Well, Madam Roche, it looks like you’ve got another case to work on. This one’s a real puzzler, too. It seems Sophie, the darling star of La Parisienne, has been murdered. You know this because Henri de Toulouse-Lautrec told you so himself! There are some people who think the murder was staged, however. Just another act put on by the local cabaret. It’s your job to get to the bottom of the hoax or non-hoax as quickly as you can. And don’t worry, there are plenty of surreal diversions to throw you off the trail!

Danse Macabre: Crimson Cabaret is a casual adventure game that takes place in charming old Paris, a city steeped in mystery and suspense. You move around the town, skulking from dark corner to brightly lit theater as you search for clues behind Sophie’s murder. You’ll run into some unusual characters in your adventure, including a masked villain who may or may not be the mastermind behind this whole thing.
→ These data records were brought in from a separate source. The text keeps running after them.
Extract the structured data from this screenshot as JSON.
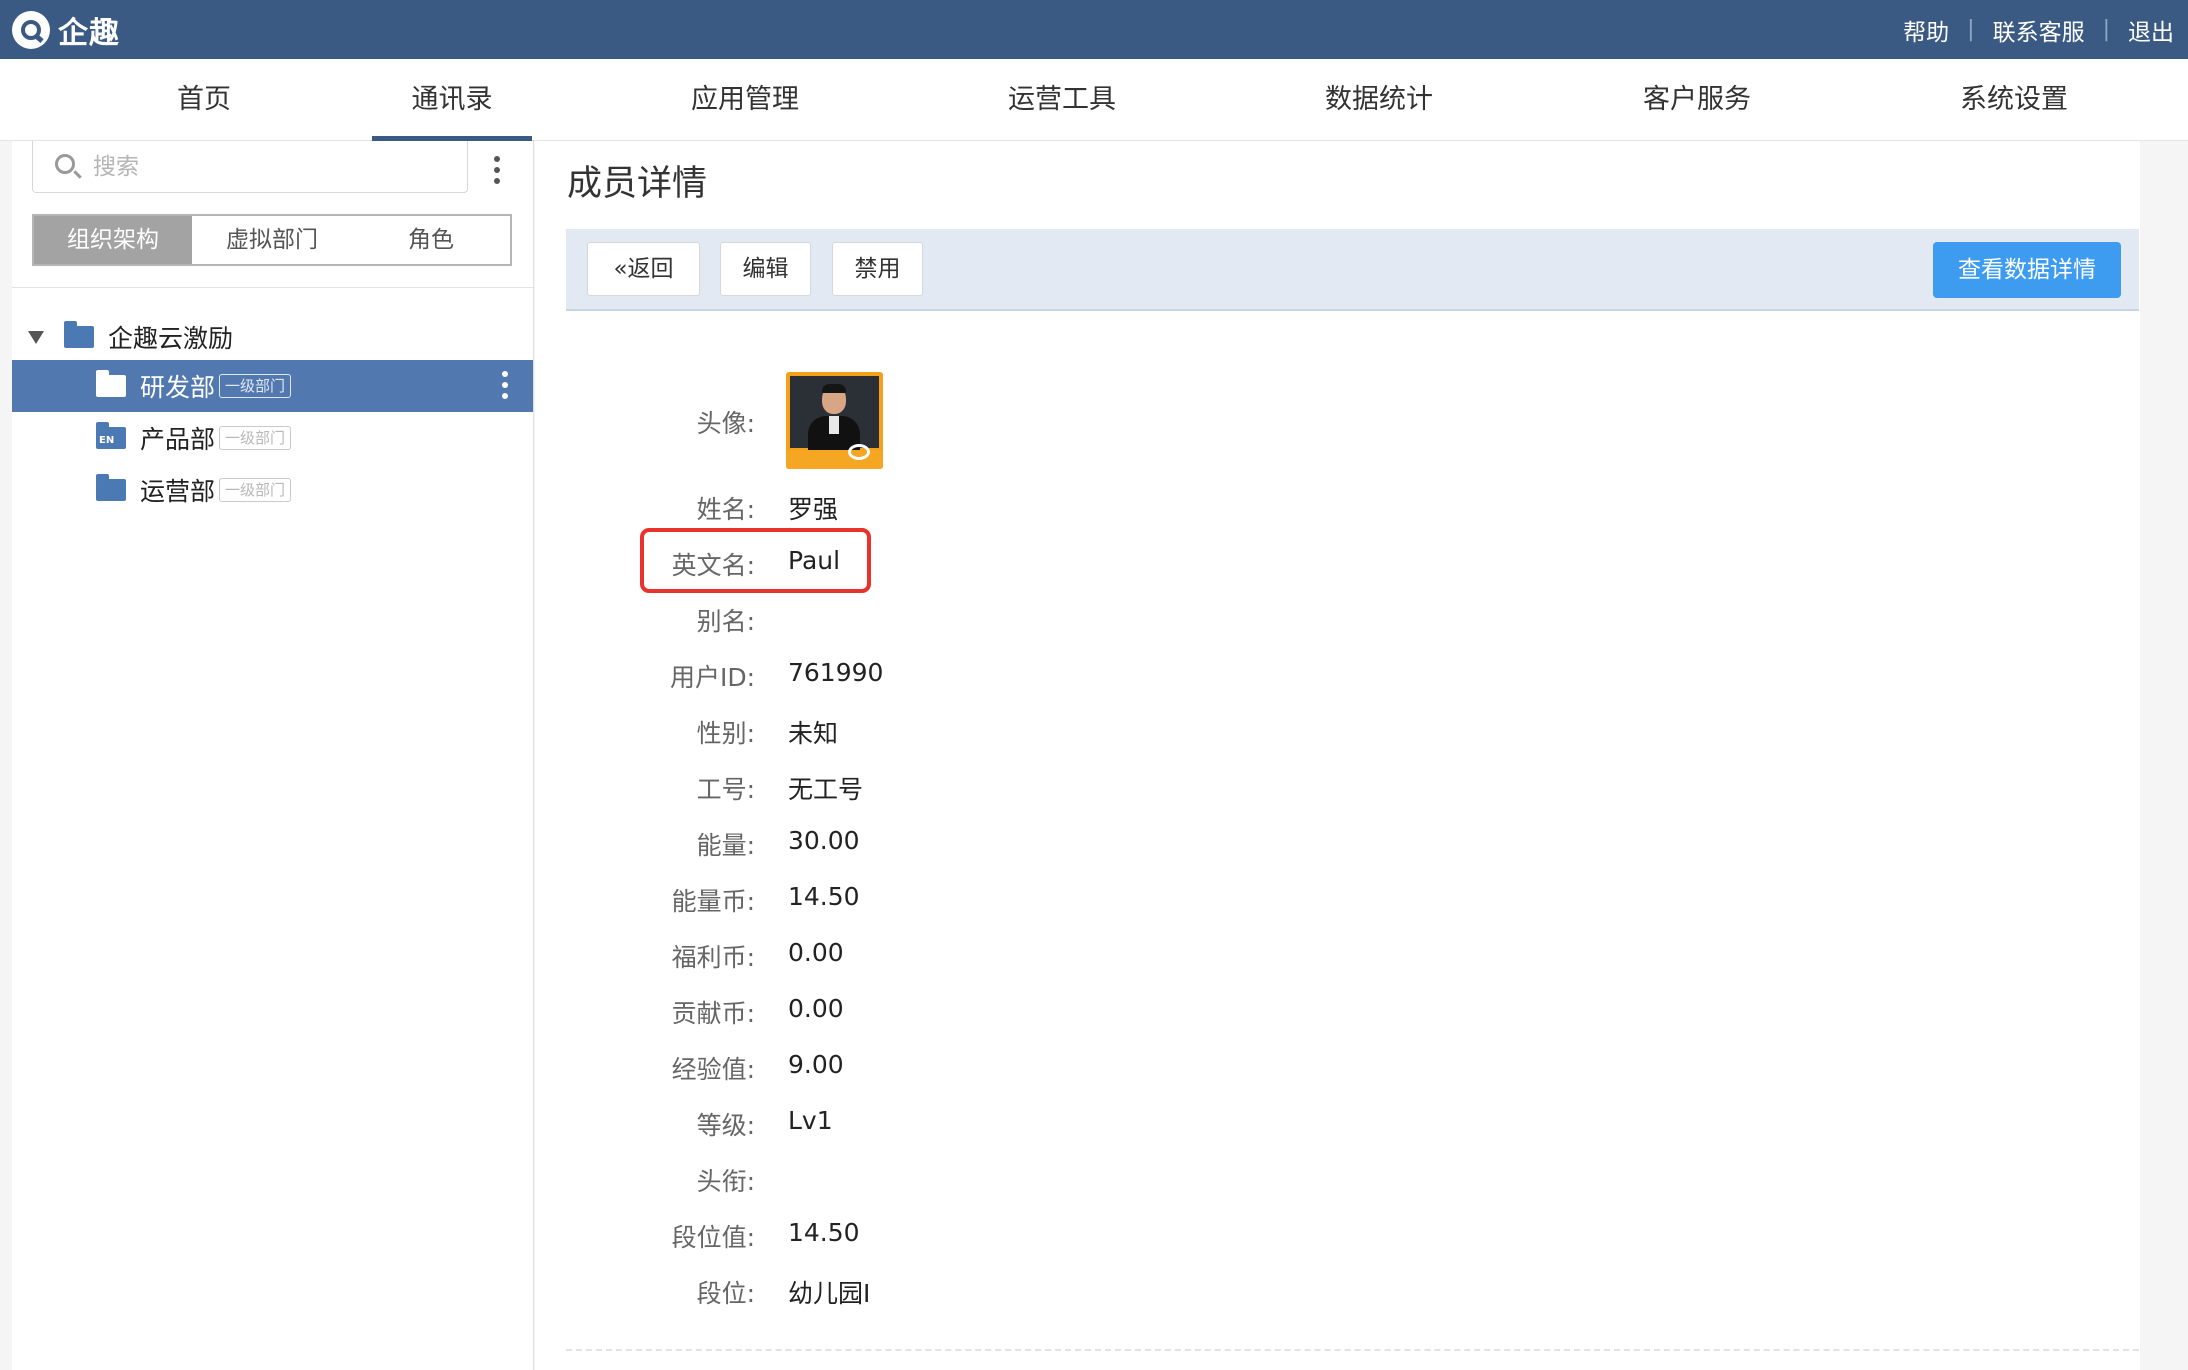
{
  "app": {
    "name": "企趣"
  },
  "header_links": [
    "帮助",
    "联系客服",
    "退出"
  ],
  "nav": [
    "首页",
    "通讯录",
    "应用管理",
    "运营工具",
    "数据统计",
    "客户服务",
    "系统设置"
  ],
  "nav_active": "通讯录",
  "sidebar": {
    "search_placeholder": "搜索",
    "segments": [
      "组织架构",
      "虚拟部门",
      "角色"
    ],
    "segment_active": "组织架构",
    "root": "企趣云激励",
    "departments": [
      {
        "name": "研发部",
        "tag": "一级部门",
        "selected": true
      },
      {
        "name": "产品部",
        "tag": "一级部门",
        "icon_text": "EN"
      },
      {
        "name": "运营部",
        "tag": "一级部门"
      }
    ]
  },
  "content": {
    "title": "成员详情",
    "buttons": {
      "back": "«返回",
      "edit": "编辑",
      "disable": "禁用",
      "view_data": "查看数据详情"
    },
    "fields": [
      {
        "label": "头像:",
        "value": ""
      },
      {
        "label": "姓名:",
        "value": "罗强"
      },
      {
        "label": "英文名:",
        "value": "Paul"
      },
      {
        "label": "别名:",
        "value": ""
      },
      {
        "label": "用户ID:",
        "value": "761990"
      },
      {
        "label": "性别:",
        "value": "未知"
      },
      {
        "label": "工号:",
        "value": "无工号"
      },
      {
        "label": "能量:",
        "value": "30.00"
      },
      {
        "label": "能量币:",
        "value": "14.50"
      },
      {
        "label": "福利币:",
        "value": "0.00"
      },
      {
        "label": "贡献币:",
        "value": "0.00"
      },
      {
        "label": "经验值:",
        "value": "9.00"
      },
      {
        "label": "等级:",
        "value": "Lv1"
      },
      {
        "label": "头衔:",
        "value": ""
      },
      {
        "label": "段位值:",
        "value": "14.50"
      },
      {
        "label": "段位:",
        "value": "幼儿园I"
      }
    ]
  },
  "colors": {
    "header": "#3a5a84",
    "selected": "#5278b0",
    "primary": "#3d9cf0",
    "highlight": "#e8322b"
  }
}
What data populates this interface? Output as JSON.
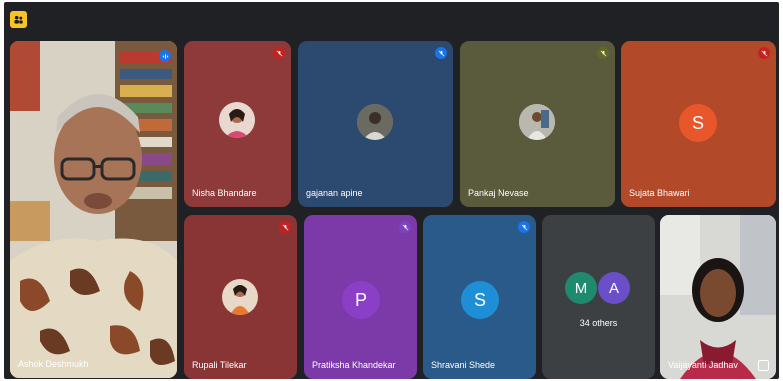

The Crimson Cabaret experience is packed with a little bit of everything. As you search from room to room you’ll pack your inventory full of seemingly pointless items, many of which need some interaction before they become useful. A bit of trial and error will be necessary to remove a few of the obstacles in front of you, though Dance Macabre is pretty good about supplying logical solutions, no matter how obtuse the items may be.

Like any good detective, you carry around a forensics kit to aid in solving crimes. It’s packed with things like a magnifying glass, gloves, tweezers, and cotton swabs, just what you need to poke around suspicious places. Using each of these items works sort of like a mini-game unto itself. The magnifying glass, for example, brings up a miniature window with item silhouettes you need to find in order to progress. Using the kit only takes a minute or two, but the clues you’ll gain are invaluable.

Hidden object scenes come along from time to time and throw you for a real loop. Instead of a static scene with a bunch of items to find, Danse Macabre delivers puzzle challenges by the layer. Sometimes you’ll start with a list at the bottom of the screen, sometimes a series of object outlines, and sometimes just vague text based riddles. Either way you’ll go about the hidden object scene one puzzle at a time, solving one section to unlock another section until you finally reach the end. It’s a curious and extremely entertaining way to structure hidden object scenes, making them feel like nested mini-games instead of extended item hunts.

Crimson Cabaret is one of those hidden object games that just works. Everything about it fits together snugly, providing mini-game diversions when you need them, a tough puzzle when you’re ready for one, and a twist in the story just when you think you’ve got it all figured out.